▸ **TRY IT**
If a line of the records contains the string "checked", copy it out.

Stored entries
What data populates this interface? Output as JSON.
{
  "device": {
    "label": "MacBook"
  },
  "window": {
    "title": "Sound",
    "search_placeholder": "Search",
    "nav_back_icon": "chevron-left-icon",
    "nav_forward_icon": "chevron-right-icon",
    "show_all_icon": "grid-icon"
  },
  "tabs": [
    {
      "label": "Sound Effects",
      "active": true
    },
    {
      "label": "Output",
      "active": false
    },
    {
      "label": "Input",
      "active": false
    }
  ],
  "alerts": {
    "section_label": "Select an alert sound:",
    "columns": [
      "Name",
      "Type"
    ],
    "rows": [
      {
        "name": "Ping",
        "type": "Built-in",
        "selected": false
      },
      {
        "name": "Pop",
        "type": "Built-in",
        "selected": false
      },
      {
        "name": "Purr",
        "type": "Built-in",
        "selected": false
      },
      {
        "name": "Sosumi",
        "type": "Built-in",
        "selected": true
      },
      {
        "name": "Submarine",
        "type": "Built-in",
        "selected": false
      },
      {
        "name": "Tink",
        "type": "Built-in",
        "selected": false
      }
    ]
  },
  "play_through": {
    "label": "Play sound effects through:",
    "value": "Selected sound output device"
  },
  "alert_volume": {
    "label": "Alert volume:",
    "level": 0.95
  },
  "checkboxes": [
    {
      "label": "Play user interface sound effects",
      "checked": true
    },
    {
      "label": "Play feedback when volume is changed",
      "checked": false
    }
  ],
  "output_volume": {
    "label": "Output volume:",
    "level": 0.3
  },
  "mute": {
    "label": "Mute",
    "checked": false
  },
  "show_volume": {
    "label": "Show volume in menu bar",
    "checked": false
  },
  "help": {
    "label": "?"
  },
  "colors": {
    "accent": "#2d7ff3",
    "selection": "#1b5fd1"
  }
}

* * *

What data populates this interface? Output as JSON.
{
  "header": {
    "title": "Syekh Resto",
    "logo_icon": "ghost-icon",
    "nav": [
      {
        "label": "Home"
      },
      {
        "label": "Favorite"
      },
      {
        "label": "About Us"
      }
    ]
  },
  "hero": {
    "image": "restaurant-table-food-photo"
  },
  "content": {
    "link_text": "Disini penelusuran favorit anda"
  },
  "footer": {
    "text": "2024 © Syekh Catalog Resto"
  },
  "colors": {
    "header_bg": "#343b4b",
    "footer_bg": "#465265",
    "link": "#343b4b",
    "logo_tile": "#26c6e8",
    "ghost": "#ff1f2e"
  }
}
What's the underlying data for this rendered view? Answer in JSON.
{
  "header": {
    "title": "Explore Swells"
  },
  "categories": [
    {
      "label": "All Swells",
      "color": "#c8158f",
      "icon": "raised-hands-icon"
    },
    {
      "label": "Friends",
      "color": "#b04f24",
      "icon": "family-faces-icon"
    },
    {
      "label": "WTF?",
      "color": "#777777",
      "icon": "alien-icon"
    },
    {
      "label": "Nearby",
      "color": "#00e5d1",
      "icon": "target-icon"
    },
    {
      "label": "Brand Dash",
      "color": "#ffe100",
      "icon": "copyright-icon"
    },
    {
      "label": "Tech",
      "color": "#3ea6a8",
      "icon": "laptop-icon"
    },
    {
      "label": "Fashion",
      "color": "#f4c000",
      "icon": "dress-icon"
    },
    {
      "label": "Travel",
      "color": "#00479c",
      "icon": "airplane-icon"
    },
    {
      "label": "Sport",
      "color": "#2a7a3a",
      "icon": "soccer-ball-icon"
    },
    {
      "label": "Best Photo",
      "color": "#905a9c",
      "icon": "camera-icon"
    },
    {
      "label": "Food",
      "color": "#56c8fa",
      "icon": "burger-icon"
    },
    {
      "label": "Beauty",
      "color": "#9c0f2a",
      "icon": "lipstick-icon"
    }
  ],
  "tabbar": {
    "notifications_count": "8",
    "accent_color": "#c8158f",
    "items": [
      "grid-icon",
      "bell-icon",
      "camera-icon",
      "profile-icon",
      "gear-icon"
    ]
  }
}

▸ **SOLUTION FOR THIS PROBLEM**
      "checked": true
      "checked": false
    "checked": false
    "checked": false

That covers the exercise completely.